- The company-wide layoffs impact 780 people, Robinhood spokesperson Casey Becker tells Axios. 2,600 employees will remain with the company.
What they’re saying: “Employees in Charlotte who remain with Robinhood will begin working under our work from anywhere model,” Becker said.
- It’s unclear how many Robinhood employees in Charlotte are losing their jobs. Becker say the company does not share region-specific information.
- Earlier this year, the company also laid off about 9% of its staff. That represented “small number” of its Charlotte staff, as the Observer reported.
Flashback: In March 2021, Robinhood announced plans to open a Charlotte office at Legacy Union in Uptown. The local office would house customer support account operations. It’d have analysts, operations personnel, and customer experience and account operations staffers who would assist customers with financial advice.
Incentives: Robinhood promised to create 389 new jobs in exchange for about $4 million in incentives, mostly from the state, over 12 years.

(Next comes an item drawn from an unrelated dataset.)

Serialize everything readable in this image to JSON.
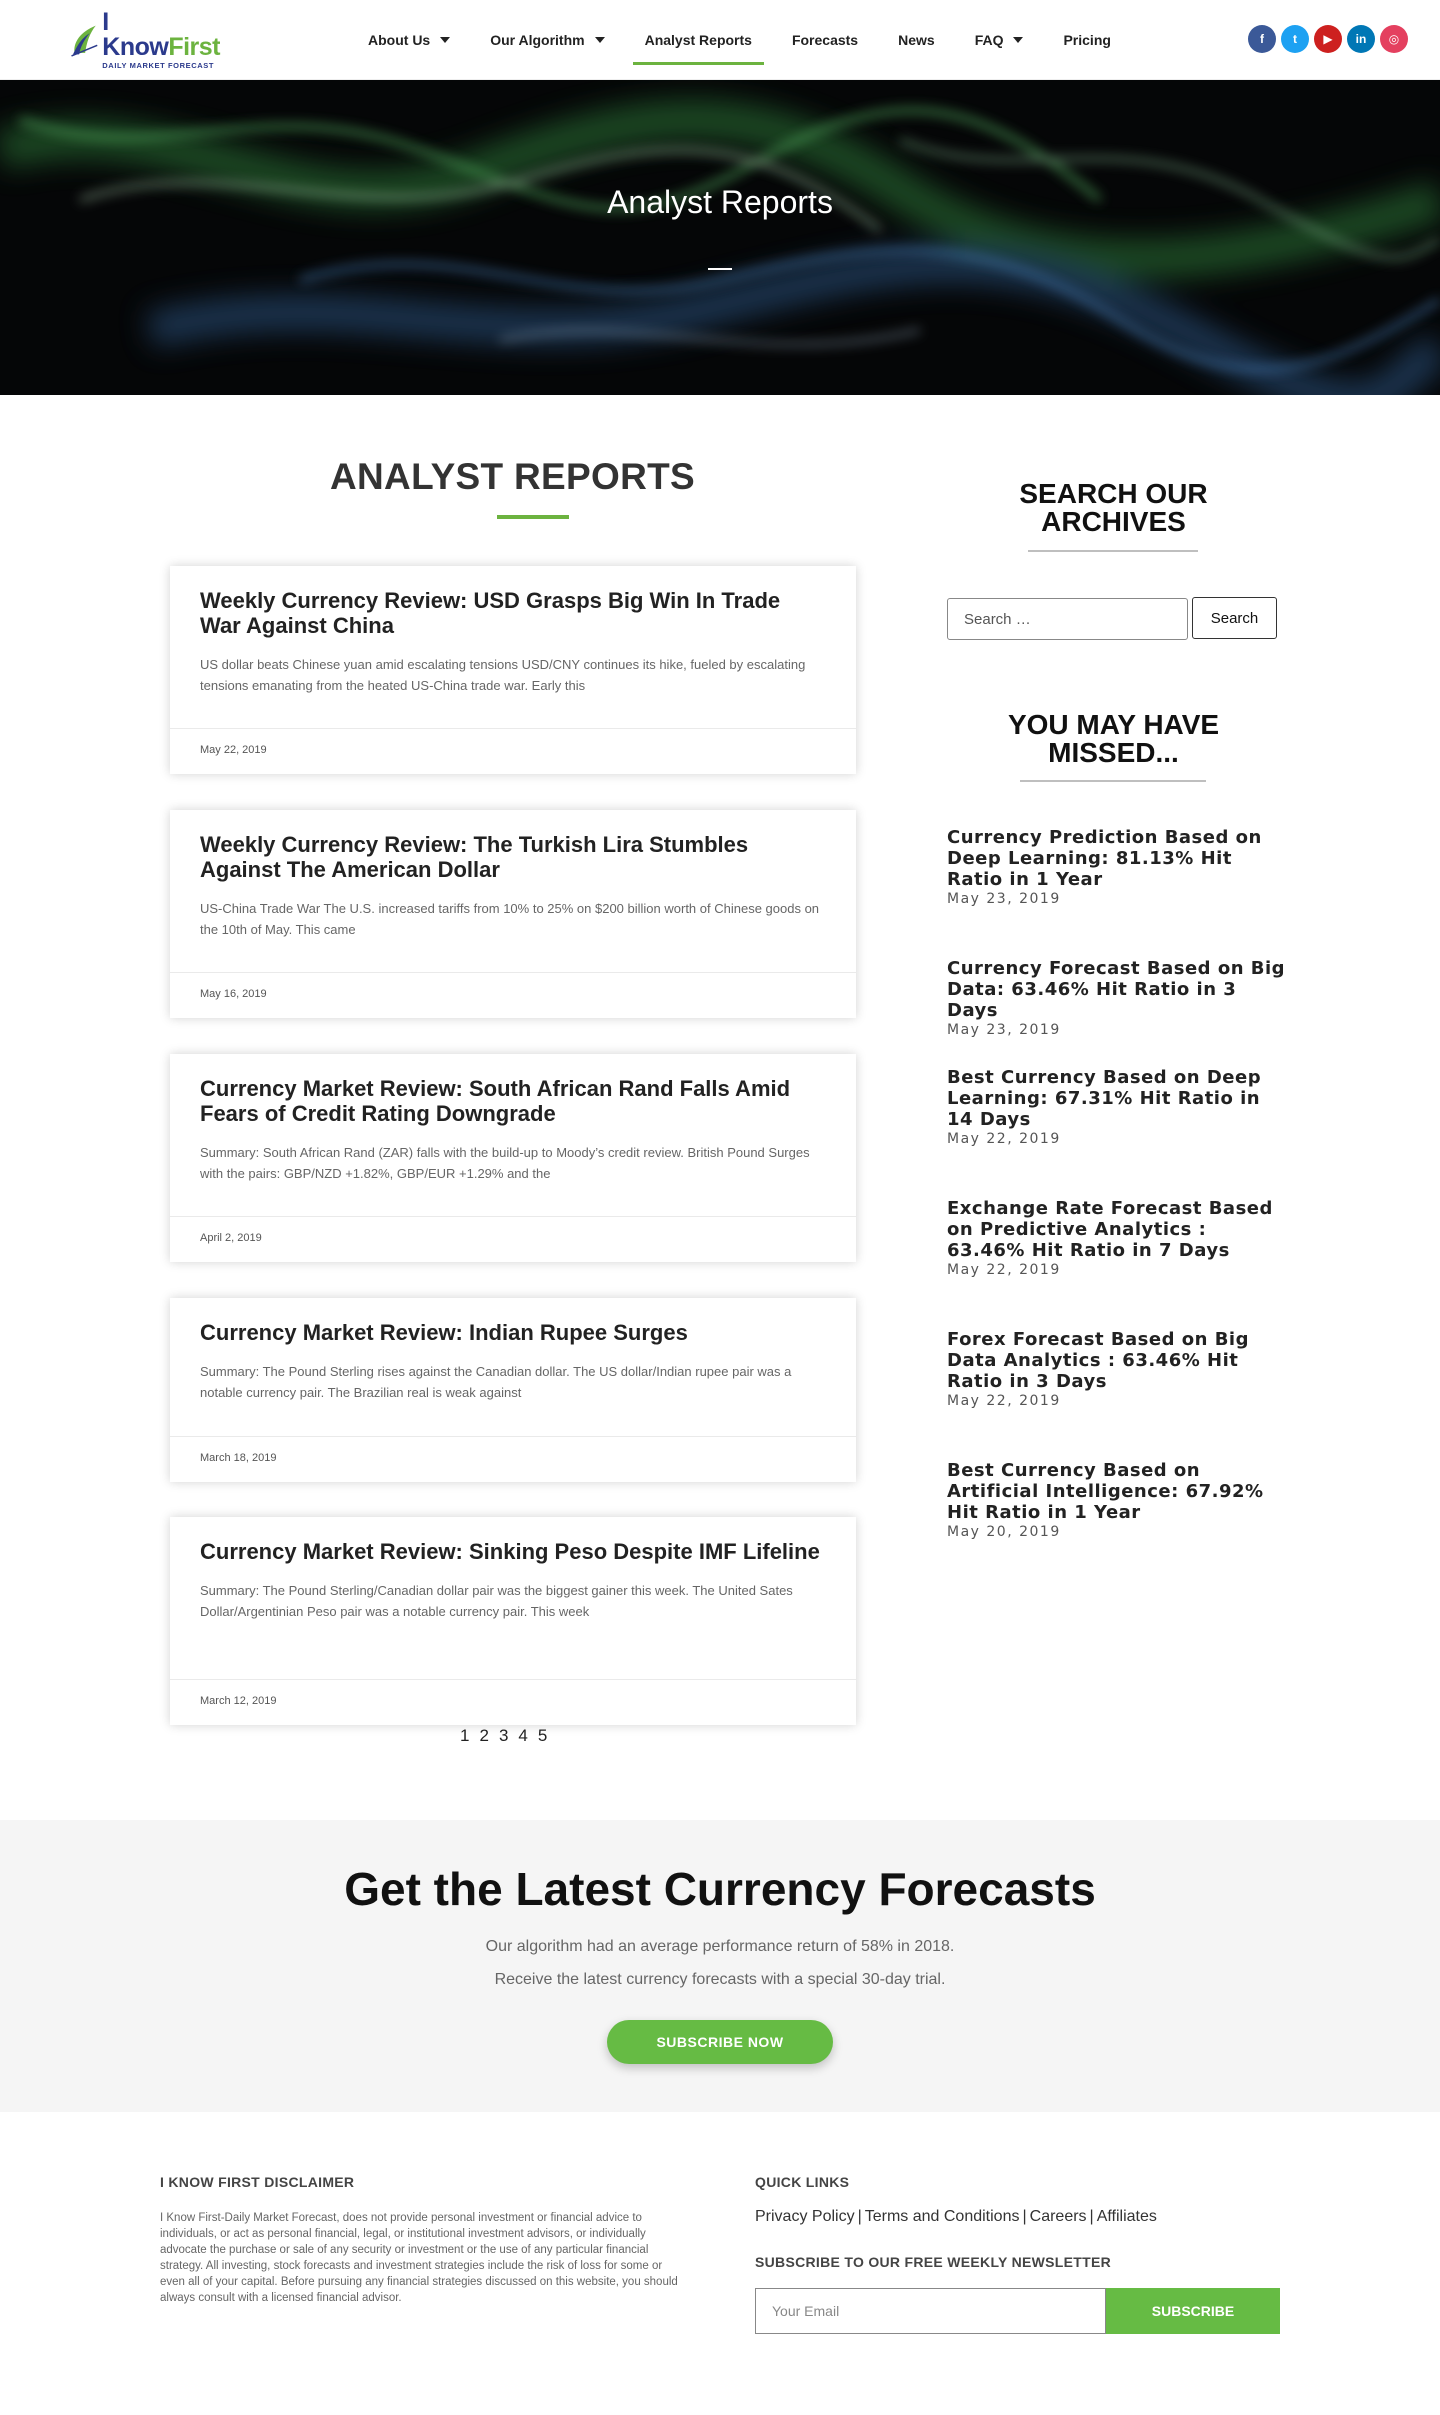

To date, no payments have been made on the company’s Job Development Investment Grant, says David Rhoades, spokesperson for the North Carolina Commerce Department.
- The company was also to receive $157,000 in incentives from the city of Charlotte. To date, the city has not paid out any incentives to Robinhood, spokesperson Gregg Watkins says.
Editor’s note: We updated this story with details from the city of Charlotte.